===== Exercise material
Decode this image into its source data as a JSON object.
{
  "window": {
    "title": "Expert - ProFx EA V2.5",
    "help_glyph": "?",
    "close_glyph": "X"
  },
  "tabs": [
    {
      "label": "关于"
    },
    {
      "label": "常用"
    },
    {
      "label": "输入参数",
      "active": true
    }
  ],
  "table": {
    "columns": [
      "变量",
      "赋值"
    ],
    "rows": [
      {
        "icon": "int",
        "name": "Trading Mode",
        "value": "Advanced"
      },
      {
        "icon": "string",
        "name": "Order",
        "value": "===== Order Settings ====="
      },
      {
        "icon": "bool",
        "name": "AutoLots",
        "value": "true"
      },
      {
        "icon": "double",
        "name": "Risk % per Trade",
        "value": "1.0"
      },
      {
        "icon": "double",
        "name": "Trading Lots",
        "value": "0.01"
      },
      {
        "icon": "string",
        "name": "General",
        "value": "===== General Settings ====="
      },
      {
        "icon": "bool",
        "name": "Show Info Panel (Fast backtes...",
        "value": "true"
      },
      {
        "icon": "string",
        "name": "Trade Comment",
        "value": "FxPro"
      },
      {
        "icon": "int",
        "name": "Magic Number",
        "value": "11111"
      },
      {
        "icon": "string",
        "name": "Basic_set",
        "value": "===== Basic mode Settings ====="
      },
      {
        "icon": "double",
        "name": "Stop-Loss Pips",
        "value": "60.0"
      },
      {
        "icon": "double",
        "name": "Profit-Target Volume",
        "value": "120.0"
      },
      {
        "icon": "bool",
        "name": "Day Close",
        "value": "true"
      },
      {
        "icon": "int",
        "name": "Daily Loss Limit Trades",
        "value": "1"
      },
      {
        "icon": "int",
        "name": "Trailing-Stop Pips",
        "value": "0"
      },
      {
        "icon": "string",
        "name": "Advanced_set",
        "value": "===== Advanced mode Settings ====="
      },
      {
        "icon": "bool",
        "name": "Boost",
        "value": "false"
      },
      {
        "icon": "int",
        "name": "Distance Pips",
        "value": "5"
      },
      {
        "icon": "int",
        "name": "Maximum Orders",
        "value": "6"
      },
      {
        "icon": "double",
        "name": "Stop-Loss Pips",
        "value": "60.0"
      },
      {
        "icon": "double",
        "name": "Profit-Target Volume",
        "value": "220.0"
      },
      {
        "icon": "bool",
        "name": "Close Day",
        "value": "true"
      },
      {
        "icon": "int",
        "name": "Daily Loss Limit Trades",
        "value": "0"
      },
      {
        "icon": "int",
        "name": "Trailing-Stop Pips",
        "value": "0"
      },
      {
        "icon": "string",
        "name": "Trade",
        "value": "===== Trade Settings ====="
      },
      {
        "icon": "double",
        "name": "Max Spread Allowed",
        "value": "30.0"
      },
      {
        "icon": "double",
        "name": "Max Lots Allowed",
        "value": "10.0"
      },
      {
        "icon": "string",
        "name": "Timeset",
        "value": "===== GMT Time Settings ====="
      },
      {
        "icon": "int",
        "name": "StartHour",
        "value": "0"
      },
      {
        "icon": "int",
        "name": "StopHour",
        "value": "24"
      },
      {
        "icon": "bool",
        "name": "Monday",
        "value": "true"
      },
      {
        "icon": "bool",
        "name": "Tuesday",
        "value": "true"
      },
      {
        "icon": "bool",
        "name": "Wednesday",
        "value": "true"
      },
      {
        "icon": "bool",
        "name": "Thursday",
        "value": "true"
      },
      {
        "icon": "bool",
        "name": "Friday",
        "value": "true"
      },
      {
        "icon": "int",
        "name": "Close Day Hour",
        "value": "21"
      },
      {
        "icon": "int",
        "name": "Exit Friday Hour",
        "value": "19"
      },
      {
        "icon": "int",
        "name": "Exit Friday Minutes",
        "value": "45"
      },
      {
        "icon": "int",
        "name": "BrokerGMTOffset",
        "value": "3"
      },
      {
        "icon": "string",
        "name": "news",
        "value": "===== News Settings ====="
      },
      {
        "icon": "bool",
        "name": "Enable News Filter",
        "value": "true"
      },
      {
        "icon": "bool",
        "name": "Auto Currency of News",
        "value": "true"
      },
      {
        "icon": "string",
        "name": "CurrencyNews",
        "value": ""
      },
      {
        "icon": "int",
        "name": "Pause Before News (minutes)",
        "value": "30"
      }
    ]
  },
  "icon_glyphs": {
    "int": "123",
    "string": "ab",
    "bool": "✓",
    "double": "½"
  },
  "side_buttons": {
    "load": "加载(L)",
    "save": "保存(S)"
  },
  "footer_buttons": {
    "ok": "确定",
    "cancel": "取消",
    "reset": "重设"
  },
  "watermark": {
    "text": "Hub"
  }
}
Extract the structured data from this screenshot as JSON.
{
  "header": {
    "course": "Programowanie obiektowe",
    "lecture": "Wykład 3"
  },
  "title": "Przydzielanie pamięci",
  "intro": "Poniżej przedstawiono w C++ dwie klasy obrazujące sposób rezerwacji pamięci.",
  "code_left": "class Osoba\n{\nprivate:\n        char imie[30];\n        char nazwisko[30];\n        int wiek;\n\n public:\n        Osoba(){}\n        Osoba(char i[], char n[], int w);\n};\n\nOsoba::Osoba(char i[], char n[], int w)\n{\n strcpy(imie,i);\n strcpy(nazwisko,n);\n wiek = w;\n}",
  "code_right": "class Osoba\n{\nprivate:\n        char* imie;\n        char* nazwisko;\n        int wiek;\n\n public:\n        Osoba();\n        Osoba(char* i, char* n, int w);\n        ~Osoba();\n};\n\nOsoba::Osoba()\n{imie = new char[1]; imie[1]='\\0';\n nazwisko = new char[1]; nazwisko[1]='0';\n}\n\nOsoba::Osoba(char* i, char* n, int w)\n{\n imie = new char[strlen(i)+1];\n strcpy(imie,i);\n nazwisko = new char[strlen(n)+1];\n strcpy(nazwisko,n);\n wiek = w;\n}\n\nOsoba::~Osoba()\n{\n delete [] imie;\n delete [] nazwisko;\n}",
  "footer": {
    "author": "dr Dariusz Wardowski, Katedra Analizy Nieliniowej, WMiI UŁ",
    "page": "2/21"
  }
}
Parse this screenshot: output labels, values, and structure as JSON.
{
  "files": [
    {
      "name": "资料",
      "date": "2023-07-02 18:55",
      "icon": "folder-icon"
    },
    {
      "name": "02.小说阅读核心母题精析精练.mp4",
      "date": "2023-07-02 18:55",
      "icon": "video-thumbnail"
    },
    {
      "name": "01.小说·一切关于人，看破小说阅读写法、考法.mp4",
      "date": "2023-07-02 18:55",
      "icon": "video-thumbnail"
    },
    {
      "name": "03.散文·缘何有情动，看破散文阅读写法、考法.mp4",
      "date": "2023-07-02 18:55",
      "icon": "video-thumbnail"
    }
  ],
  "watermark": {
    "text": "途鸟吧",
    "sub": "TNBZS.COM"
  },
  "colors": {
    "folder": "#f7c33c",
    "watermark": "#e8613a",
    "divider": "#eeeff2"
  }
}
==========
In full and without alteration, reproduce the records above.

Decode this image into its source data as a JSON object.
{
  "window": {
    "title": "Expert - ProFx EA V2.5",
    "help_glyph": "?",
    "close_glyph": "X"
  },
  "tabs": [
    {
      "label": "关于"
    },
    {
      "label": "常用"
    },
    {
      "label": "输入参数",
      "active": true
    }
  ],
  "table": {
    "columns": [
      "变量",
      "赋值"
    ],
    "rows": [
      {
        "icon": "int",
        "name": "Trading Mode",
        "value": "Advanced"
      },
      {
        "icon": "string",
        "name": "Order",
        "value": "===== Order Settings ====="
      },
      {
        "icon": "bool",
        "name": "AutoLots",
        "value": "true"
      },
      {
        "icon": "double",
        "name": "Risk % per Trade",
        "value": "1.0"
      },
      {
        "icon": "double",
        "name": "Trading Lots",
        "value": "0.01"
      },
      {
        "icon": "string",
        "name": "General",
        "value": "===== General Settings ====="
      },
      {
        "icon": "bool",
        "name": "Show Info Panel (Fast backtes...",
        "value": "true"
      },
      {
        "icon": "string",
        "name": "Trade Comment",
        "value": "FxPro"
      },
      {
        "icon": "int",
        "name": "Magic Number",
        "value": "11111"
      },
      {
        "icon": "string",
        "name": "Basic_set",
        "value": "===== Basic mode Settings ====="
      },
      {
        "icon": "double",
        "name": "Stop-Loss Pips",
        "value": "60.0"
      },
      {
        "icon": "double",
        "name": "Profit-Target Volume",
        "value": "120.0"
      },
      {
        "icon": "bool",
        "name": "Day Close",
        "value": "true"
      },
      {
        "icon": "int",
        "name": "Daily Loss Limit Trades",
        "value": "1"
      },
      {
        "icon": "int",
        "name": "Trailing-Stop Pips",
        "value": "0"
      },
      {
        "icon": "string",
        "name": "Advanced_set",
        "value": "===== Advanced mode Settings ====="
      },
      {
        "icon": "bool",
        "name": "Boost",
        "value": "false"
      },
      {
        "icon": "int",
        "name": "Distance Pips",
        "value": "5"
      },
      {
        "icon": "int",
        "name": "Maximum Orders",
        "value": "6"
      },
      {
        "icon": "double",
        "name": "Stop-Loss Pips",
        "value": "60.0"
      },
      {
        "icon": "double",
        "name": "Profit-Target Volume",
        "value": "220.0"
      },
      {
        "icon": "bool",
        "name": "Close Day",
        "value": "true"
      },
      {
        "icon": "int",
        "name": "Daily Loss Limit Trades",
        "value": "0"
      },
      {
        "icon": "int",
        "name": "Trailing-Stop Pips",
        "value": "0"
      },
      {
        "icon": "string",
        "name": "Trade",
        "value": "===== Trade Settings ====="
      },
      {
        "icon": "double",
        "name": "Max Spread Allowed",
        "value": "30.0"
      },
      {
        "icon": "double",
        "name": "Max Lots Allowed",
        "value": "10.0"
      },
      {
        "icon": "string",
        "name": "Timeset",
        "value": "===== GMT Time Settings ====="
      },
      {
        "icon": "int",
        "name": "StartHour",
        "value": "0"
      },
      {
        "icon": "int",
        "name": "StopHour",
        "value": "24"
      },
      {
        "icon": "bool",
        "name": "Monday",
        "value": "true"
      },
      {
        "icon": "bool",
        "name": "Tuesday",
        "value": "true"
      },
      {
        "icon": "bool",
        "name": "Wednesday",
        "value": "true"
      },
      {
        "icon": "bool",
        "name": "Thursday",
        "value": "true"
      },
      {
        "icon": "bool",
        "name": "Friday",
        "value": "true"
      },
      {
        "icon": "int",
        "name": "Close Day Hour",
        "value": "21"
      },
      {
        "icon": "int",
        "name": "Exit Friday Hour",
        "value": "19"
      },
      {
        "icon": "int",
        "name": "Exit Friday Minutes",
        "value": "45"
      },
      {
        "icon": "int",
        "name": "BrokerGMTOffset",
        "value": "3"
      },
      {
        "icon": "string",
        "name": "news",
        "value": "===== News Settings ====="
      },
      {
        "icon": "bool",
        "name": "Enable News Filter",
        "value": "true"
      },
      {
        "icon": "bool",
        "name": "Auto Currency of News",
        "value": "true"
      },
      {
        "icon": "string",
        "name": "CurrencyNews",
        "value": ""
      },
      {
        "icon": "int",
        "name": "Pause Before News (minutes)",
        "value": "30"
      }
    ]
  },
  "icon_glyphs": {
    "int": "123",
    "string": "ab",
    "bool": "✓",
    "double": "½"
  },
  "side_buttons": {
    "load": "加载(L)",
    "save": "保存(S)"
  },
  "footer_buttons": {
    "ok": "确定",
    "cancel": "取消",
    "reset": "重设"
  },
  "watermark": {
    "text": "Hub"
  }
}
Extract the structured data from this screenshot as JSON.
{
  "header": {
    "course": "Programowanie obiektowe",
    "lecture": "Wykład 3"
  },
  "title": "Przydzielanie pamięci",
  "intro": "Poniżej przedstawiono w C++ dwie klasy obrazujące sposób rezerwacji pamięci.",
  "code_left": "class Osoba\n{\nprivate:\n        char imie[30];\n        char nazwisko[30];\n        int wiek;\n\n public:\n        Osoba(){}\n        Osoba(char i[], char n[], int w);\n};\n\nOsoba::Osoba(char i[], char n[], int w)\n{\n strcpy(imie,i);\n strcpy(nazwisko,n);\n wiek = w;\n}",
  "code_right": "class Osoba\n{\nprivate:\n        char* imie;\n        char* nazwisko;\n        int wiek;\n\n public:\n        Osoba();\n        Osoba(char* i, char* n, int w);\n        ~Osoba();\n};\n\nOsoba::Osoba()\n{imie = new char[1]; imie[1]='\\0';\n nazwisko = new char[1]; nazwisko[1]='0';\n}\n\nOsoba::Osoba(char* i, char* n, int w)\n{\n imie = new char[strlen(i)+1];\n strcpy(imie,i);\n nazwisko = new char[strlen(n)+1];\n strcpy(nazwisko,n);\n wiek = w;\n}\n\nOsoba::~Osoba()\n{\n delete [] imie;\n delete [] nazwisko;\n}",
  "footer": {
    "author": "dr Dariusz Wardowski, Katedra Analizy Nieliniowej, WMiI UŁ",
    "page": "2/21"
  }
}
Parse this screenshot: output labels, values, and structure as JSON.
{
  "files": [
    {
      "name": "资料",
      "date": "2023-07-02 18:55",
      "icon": "folder-icon"
    },
    {
      "name": "02.小说阅读核心母题精析精练.mp4",
      "date": "2023-07-02 18:55",
      "icon": "video-thumbnail"
    },
    {
      "name": "01.小说·一切关于人，看破小说阅读写法、考法.mp4",
      "date": "2023-07-02 18:55",
      "icon": "video-thumbnail"
    },
    {
      "name": "03.散文·缘何有情动，看破散文阅读写法、考法.mp4",
      "date": "2023-07-02 18:55",
      "icon": "video-thumbnail"
    }
  ],
  "watermark": {
    "text": "途鸟吧",
    "sub": "TNBZS.COM"
  },
  "colors": {
    "folder": "#f7c33c",
    "watermark": "#e8613a",
    "divider": "#eeeff2"
  }
}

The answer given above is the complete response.